▸ **Exercise directions**: Where a line of the material contains the string "usuarios", copy that line.

▸ **Supplied data**:
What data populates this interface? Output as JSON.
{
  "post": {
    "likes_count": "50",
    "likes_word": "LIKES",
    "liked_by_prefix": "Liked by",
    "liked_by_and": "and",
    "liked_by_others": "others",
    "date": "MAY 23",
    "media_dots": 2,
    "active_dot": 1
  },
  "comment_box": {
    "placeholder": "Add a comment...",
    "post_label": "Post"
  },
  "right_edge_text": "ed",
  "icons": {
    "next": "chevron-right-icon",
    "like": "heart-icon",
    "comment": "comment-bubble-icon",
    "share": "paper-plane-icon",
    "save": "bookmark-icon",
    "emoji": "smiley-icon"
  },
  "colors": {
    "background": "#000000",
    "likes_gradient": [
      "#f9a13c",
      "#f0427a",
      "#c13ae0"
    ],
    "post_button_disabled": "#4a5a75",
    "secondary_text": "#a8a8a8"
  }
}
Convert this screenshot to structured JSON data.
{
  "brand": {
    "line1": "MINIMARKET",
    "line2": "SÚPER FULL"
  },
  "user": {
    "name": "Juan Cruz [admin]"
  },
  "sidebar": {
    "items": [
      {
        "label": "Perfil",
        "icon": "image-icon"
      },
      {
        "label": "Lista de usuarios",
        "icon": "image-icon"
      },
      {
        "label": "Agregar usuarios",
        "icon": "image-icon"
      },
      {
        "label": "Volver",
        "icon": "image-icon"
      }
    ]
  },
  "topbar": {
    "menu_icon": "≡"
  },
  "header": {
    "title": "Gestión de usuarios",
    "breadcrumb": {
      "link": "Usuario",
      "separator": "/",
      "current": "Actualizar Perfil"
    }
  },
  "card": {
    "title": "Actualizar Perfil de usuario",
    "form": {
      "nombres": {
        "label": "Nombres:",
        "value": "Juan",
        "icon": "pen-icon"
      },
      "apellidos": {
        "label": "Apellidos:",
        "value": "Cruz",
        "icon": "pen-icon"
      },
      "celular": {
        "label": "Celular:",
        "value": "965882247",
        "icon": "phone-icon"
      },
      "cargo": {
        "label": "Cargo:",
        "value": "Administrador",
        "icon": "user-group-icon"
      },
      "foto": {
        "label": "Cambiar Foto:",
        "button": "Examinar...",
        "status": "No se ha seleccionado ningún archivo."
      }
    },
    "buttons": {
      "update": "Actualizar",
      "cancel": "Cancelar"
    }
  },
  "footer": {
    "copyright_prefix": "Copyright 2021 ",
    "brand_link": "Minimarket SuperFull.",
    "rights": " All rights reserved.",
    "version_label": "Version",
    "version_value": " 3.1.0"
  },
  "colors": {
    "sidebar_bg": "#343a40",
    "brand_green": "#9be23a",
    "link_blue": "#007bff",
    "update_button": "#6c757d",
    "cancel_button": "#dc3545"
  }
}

▸ **Output of the task**:
        "label": "Lista de usuarios",
        "label": "Agregar usuarios",
    "title": "Gestión de usuarios",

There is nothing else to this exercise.